This may end up becoming a sort of memorial to Salem's current transportation vision. Clearly, folks who do this sort of thing for a living in Salem are marching to the beat of their own drum. I'm looking forward to seeing the finished product, and then trying to decipher what it means as a simulacrum of Salem's traffic engineering mentality.

Curt said...

The reason that they came up with this is because they city does not want to spend the money for proper RR crossing gates for a two way street. I have a hard time seeing how this treatment is saving us much, if at all. Drivers constantly complain about the unpredictable behavior of cyclists. This is likely to be another example of many throughout the city where this behavior is just engineered into the system from the beginning.

Salem Breakfast on Bikes said...

Still waiting on comments from City...it appears they may have subbed out responsibility for the design "refinements" to a contractor and may not have exercised much oversight of the design. We'll know more soon, hopefully.

B+ said...

As I cycle past this, I can't help but think of the phrase "dog's lunch." Thanks for the insights about what is going on here. I take Chemeketa a lot, and thus am particularly interested in it.

Salem Breakfast on Bikes said...

updated with comments from City staff

B+ said...

Great comments, and helpful in knowing the planned outcome. While it likely won't be entirely "ideal," I'm certainly willing to give it a chance with this information in hand. The bike signal would be fairly unusual for Salem, wouldn't it?

Ironing out the "conflict zone" may become necessary, but perhaps some time will be needed to make this clear. This will likely increase Chemeketa's appeal as a Bike Boulevard--though I would love to see the rather odd twist-and-shout connection at 14th ironed out.

I'm a bit saddened that the apron at State and 12 by Willamette U. was "fixed" (angled toward the intersection) so that it really makes it harder for cyclists to use the sidewalk as a way through WU to the promenade.

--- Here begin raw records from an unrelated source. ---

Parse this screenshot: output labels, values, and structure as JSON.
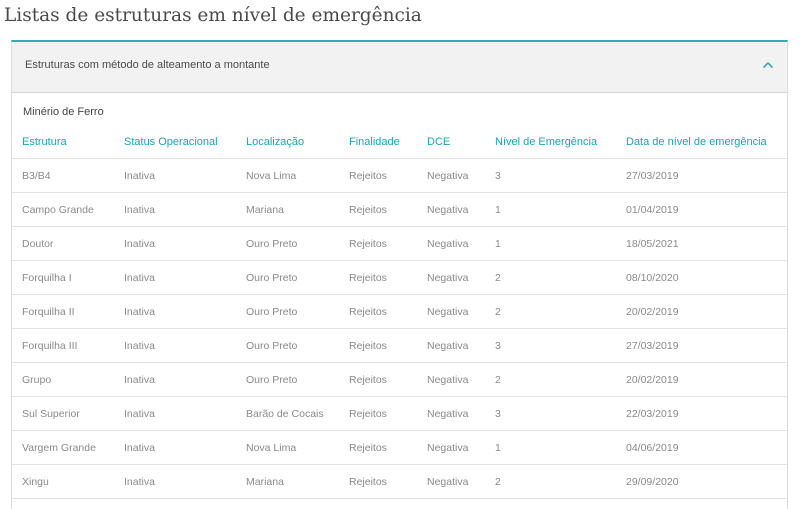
{
  "page": {
    "title": "Listas de estruturas em nível de emergência"
  },
  "panel": {
    "header_label": "Estruturas com método de alteamento a montante",
    "toggle_icon": "chevron-up-icon",
    "accent_color": "#3aa9b4"
  },
  "group": {
    "label": "Minério de Ferro"
  },
  "table": {
    "header_color": "#1aa3b5",
    "columns": [
      "Estrutura",
      "Status Operacional",
      "Localização",
      "Finalidade",
      "DCE",
      "Nível de Emergência",
      "Data de nível de emergência"
    ],
    "rows": [
      [
        "B3/B4",
        "Inativa",
        "Nova Lima",
        "Rejeitos",
        "Negativa",
        "3",
        "27/03/2019"
      ],
      [
        "Campo Grande",
        "Inativa",
        "Mariana",
        "Rejeitos",
        "Negativa",
        "1",
        "01/04/2019"
      ],
      [
        "Doutor",
        "Inativa",
        "Ouro Preto",
        "Rejeitos",
        "Negativa",
        "1",
        "18/05/2021"
      ],
      [
        "Forquilha I",
        "Inativa",
        "Ouro Preto",
        "Rejeitos",
        "Negativa",
        "2",
        "08/10/2020"
      ],
      [
        "Forquilha II",
        "Inativa",
        "Ouro Preto",
        "Rejeitos",
        "Negativa",
        "2",
        "20/02/2019"
      ],
      [
        "Forquilha III",
        "Inativa",
        "Ouro Preto",
        "Rejeitos",
        "Negativa",
        "3",
        "27/03/2019"
      ],
      [
        "Grupo",
        "Inativa",
        "Ouro Preto",
        "Rejeitos",
        "Negativa",
        "2",
        "20/02/2019"
      ],
      [
        "Sul Superior",
        "Inativa",
        "Barão de Cocais",
        "Rejeitos",
        "Negativa",
        "3",
        "22/03/2019"
      ],
      [
        "Vargem Grande",
        "Inativa",
        "Nova Lima",
        "Rejeitos",
        "Negativa",
        "1",
        "04/06/2019"
      ],
      [
        "Xingu",
        "Inativa",
        "Mariana",
        "Rejeitos",
        "Negativa",
        "2",
        "29/09/2020"
      ]
    ]
  }
}
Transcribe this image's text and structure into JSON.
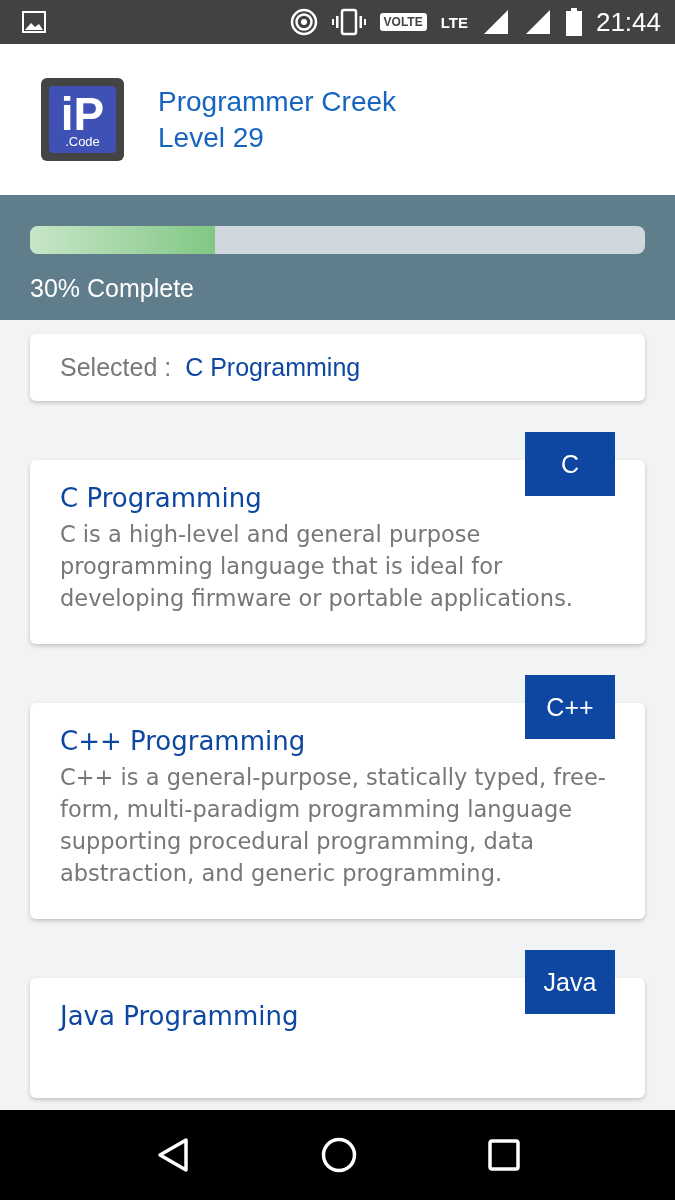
{
  "status_bar": {
    "volte": "VOLTE",
    "lte": "LTE",
    "time": "21:44"
  },
  "header": {
    "logo_mark": "iP",
    "logo_text": ".Code",
    "title": "Programmer Creek",
    "level": "Level 29"
  },
  "progress": {
    "level": 0.3,
    "label": "30% Complete"
  },
  "selection": {
    "label": "Selected :",
    "value": "C Programming"
  },
  "courses": [
    {
      "badge": "C",
      "title": "C Programming",
      "description": "C is a high-level and general purpose programming language that is ideal for developing firmware or portable applications."
    },
    {
      "badge": "C++",
      "title": "C++ Programming",
      "description": "C++ is a general-purpose, statically typed, free-form, multi-paradigm programming language supporting procedural programming, data abstraction, and generic programming."
    },
    {
      "badge": "Java",
      "title": "Java Programming"
    }
  ]
}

I know this isn't ideal in some way, but it is widely used and at least gets the bikes off the road, keeping them from "salmoning" up State.

I don't want to be that typical cranky cyclist who demands everything be some sort of imagined "perfect," so I'm very appreciative of your help in getting the information flowing on this particular story. Anything that makes Chemeketa more effective for bikes is desirable...one sees quite a few on this street these days.